Almas Khan, at the University of La Verne College of Law has published "A Compendium of Legal Writing Sources", 50 Washburn L. J. 395 (2011). It's not your typical bibliography, it's more of a bibliography of bibliographies. It could be a very good place to start a research project on legal writing.
Here's how the author describes it:
"During my past five years as a legal writing professor, I have endeavored to categorize the burgeoning scholarship on legal writing, compiling a 'master list' with hundreds of legal writing sources organized by topic. Students and other faculty members have often consulted me for assistance with legal writing, and the master list has proven to be an indispensable guide for them.
In this article, I present an edited version of the master list for readers – including academics, practitioners, and students – seeking to improve their legal writing.

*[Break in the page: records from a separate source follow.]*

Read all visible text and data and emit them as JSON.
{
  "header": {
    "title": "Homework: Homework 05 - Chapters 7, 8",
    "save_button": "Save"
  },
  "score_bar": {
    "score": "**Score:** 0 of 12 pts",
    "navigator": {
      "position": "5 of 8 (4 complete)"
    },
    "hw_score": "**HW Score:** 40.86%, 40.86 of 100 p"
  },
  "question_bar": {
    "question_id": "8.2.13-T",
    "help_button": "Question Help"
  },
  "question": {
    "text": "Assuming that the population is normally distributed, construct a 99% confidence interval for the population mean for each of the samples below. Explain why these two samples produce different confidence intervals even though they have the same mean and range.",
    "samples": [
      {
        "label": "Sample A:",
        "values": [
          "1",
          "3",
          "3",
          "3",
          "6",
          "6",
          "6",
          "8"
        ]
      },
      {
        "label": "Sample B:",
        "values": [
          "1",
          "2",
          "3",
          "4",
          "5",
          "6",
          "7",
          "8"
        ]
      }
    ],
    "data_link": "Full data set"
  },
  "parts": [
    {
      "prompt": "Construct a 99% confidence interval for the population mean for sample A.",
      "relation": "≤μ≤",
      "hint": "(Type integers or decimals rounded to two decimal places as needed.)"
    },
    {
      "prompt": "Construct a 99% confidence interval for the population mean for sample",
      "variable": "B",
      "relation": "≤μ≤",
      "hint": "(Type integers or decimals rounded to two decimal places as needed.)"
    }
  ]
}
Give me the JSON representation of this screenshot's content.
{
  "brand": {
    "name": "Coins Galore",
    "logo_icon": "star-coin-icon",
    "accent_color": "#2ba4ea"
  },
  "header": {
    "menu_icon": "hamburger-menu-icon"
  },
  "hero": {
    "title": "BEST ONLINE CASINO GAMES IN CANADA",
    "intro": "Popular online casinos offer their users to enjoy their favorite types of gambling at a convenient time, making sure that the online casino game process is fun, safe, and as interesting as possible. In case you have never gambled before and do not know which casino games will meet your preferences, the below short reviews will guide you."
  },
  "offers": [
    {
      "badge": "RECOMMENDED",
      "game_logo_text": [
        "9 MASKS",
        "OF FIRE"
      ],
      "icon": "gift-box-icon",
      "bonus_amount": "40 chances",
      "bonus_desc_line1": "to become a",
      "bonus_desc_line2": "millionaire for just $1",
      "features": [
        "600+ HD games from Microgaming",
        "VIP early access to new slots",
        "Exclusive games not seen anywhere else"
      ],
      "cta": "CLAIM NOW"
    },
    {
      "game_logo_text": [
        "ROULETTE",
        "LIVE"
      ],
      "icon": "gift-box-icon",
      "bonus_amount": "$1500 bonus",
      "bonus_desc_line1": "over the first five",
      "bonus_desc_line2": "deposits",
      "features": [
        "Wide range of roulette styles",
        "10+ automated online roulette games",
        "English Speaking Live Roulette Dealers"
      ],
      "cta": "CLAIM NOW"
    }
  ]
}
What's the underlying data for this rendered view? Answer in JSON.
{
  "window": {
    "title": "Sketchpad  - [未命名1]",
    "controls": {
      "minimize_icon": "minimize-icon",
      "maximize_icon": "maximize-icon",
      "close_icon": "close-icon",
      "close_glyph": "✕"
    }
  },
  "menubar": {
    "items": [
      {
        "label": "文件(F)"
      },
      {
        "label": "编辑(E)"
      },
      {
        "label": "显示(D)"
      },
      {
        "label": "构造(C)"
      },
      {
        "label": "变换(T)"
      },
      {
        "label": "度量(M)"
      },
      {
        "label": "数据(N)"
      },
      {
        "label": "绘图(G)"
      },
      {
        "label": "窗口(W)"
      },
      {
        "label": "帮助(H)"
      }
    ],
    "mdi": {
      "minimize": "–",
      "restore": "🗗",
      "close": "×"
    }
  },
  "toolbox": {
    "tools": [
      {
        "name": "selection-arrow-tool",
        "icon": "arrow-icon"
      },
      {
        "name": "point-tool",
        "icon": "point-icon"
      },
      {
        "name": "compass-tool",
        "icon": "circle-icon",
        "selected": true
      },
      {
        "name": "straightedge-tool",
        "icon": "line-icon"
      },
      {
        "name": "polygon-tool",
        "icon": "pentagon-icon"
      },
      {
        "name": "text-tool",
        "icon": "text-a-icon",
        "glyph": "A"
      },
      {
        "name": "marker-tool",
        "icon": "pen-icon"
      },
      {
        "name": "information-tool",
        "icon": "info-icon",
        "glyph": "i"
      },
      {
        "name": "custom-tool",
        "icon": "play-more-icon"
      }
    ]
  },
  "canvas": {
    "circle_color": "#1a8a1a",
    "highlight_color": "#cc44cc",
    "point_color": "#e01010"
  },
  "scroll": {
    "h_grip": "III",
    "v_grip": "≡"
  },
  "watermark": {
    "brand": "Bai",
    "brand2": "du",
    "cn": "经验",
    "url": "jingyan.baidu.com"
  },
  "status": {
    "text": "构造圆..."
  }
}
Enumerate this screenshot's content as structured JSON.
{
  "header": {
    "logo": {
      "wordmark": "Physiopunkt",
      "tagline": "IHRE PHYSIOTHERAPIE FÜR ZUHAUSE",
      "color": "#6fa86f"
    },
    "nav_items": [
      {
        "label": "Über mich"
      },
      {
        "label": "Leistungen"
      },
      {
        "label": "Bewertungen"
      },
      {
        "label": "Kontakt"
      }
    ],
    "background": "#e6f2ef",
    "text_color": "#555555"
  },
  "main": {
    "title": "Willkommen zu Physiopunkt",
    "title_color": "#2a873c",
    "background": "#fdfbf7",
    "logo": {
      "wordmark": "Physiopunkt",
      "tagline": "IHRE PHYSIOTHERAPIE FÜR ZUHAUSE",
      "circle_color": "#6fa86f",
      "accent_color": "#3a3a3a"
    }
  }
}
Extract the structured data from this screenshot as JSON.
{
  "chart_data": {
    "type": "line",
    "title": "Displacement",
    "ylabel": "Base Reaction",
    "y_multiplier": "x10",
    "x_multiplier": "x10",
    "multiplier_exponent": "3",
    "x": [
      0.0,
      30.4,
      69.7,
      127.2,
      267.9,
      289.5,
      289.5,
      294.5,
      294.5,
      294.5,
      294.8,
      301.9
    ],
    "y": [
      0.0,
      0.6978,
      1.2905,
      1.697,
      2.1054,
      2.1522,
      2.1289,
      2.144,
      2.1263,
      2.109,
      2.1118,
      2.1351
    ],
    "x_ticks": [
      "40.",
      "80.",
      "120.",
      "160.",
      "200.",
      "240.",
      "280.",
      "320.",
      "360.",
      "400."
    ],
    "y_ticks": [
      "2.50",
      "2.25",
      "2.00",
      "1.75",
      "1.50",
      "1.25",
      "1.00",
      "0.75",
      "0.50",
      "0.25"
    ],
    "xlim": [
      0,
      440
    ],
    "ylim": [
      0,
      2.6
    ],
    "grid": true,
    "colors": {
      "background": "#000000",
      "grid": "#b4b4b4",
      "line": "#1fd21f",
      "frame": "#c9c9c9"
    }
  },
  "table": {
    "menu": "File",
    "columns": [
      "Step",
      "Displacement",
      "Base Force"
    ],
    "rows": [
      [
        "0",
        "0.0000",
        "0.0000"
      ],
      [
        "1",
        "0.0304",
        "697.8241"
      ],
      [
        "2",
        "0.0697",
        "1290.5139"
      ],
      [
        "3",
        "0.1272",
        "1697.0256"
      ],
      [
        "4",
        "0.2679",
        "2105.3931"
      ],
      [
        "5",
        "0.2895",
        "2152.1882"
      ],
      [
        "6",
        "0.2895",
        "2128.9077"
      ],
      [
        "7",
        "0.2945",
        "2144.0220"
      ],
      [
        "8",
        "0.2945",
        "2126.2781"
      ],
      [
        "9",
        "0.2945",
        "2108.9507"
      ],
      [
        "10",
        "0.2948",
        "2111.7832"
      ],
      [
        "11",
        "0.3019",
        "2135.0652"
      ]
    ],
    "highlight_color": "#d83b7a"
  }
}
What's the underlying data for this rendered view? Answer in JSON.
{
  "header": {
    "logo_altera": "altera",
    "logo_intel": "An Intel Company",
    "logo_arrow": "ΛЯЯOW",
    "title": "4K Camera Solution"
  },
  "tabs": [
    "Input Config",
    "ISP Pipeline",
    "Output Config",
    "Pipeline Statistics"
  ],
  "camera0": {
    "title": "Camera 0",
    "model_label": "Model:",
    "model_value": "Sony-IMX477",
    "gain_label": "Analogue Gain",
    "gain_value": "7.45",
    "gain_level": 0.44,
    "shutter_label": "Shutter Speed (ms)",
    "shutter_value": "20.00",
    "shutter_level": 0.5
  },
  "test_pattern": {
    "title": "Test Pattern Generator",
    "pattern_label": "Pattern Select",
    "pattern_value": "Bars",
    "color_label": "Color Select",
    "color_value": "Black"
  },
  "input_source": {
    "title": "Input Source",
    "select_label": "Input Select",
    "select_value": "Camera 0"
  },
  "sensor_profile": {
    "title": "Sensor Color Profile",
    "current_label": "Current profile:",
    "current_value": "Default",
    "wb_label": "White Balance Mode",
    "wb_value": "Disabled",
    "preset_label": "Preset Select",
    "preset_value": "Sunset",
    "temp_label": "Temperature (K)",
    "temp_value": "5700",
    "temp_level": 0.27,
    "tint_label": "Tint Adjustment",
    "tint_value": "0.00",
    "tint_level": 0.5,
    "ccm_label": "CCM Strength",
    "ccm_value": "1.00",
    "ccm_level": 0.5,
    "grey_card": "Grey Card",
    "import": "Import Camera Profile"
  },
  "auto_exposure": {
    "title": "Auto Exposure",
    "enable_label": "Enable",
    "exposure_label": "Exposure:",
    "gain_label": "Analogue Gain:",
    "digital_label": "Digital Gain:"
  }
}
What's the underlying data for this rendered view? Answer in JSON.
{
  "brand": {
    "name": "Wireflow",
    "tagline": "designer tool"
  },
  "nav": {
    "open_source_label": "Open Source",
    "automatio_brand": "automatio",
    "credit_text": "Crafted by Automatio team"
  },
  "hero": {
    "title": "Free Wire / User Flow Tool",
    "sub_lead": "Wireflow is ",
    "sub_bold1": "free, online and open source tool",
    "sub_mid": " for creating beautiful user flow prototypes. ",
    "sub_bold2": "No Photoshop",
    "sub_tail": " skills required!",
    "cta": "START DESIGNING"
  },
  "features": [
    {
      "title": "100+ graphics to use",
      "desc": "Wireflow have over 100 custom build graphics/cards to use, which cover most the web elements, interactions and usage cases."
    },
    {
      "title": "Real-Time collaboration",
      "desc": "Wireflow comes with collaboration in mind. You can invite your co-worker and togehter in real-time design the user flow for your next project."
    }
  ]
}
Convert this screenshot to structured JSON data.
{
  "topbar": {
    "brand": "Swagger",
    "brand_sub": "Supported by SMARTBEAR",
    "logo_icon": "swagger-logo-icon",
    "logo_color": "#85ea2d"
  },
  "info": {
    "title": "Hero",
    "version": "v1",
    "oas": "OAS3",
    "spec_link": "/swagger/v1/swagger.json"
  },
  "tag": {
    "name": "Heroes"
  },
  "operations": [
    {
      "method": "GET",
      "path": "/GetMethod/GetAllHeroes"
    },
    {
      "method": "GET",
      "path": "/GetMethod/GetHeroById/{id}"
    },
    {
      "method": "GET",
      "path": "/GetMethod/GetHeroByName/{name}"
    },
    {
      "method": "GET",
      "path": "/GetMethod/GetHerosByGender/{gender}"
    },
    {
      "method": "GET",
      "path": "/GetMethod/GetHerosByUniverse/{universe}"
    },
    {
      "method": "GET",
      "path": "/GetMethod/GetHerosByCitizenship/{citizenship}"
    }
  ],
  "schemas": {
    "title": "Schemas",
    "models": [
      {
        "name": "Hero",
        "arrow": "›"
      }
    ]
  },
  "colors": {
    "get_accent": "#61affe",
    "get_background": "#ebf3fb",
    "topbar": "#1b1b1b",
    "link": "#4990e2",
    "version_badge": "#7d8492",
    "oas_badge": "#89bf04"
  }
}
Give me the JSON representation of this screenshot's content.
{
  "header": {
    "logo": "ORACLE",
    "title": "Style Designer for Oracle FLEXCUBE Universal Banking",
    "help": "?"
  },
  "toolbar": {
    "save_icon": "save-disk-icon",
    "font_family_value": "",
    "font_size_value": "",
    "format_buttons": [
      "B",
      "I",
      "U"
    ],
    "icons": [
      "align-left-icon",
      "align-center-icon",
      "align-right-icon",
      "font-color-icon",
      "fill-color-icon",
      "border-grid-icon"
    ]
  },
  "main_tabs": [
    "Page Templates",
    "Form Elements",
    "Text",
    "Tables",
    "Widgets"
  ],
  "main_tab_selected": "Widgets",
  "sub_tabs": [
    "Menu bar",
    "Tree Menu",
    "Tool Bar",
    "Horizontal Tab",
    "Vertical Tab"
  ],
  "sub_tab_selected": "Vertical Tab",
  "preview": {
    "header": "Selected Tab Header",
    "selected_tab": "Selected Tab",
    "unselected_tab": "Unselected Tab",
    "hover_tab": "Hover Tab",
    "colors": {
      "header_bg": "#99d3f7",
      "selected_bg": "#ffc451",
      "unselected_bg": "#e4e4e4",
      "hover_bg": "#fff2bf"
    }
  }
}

"Although the bibliography contains few sources centered on legal writing instruction, the organization of topics in its first half parallels the order of assignments in a typical two or three semester legal writing course, moving from introductory to advanced legal writing texts. I begin by enumerating elementary legal writing texts and sources introducing the study of law, case synthesis and small-scale organization, objective legal memoranda, persuasive writing and appellate advocacy, oral argument, and advanced legal writing. The remainder of the bibliography is devoted to sources discussing legal research, legal writing style, legal citation, law school assistance, academic legal writing, and useful miscellany."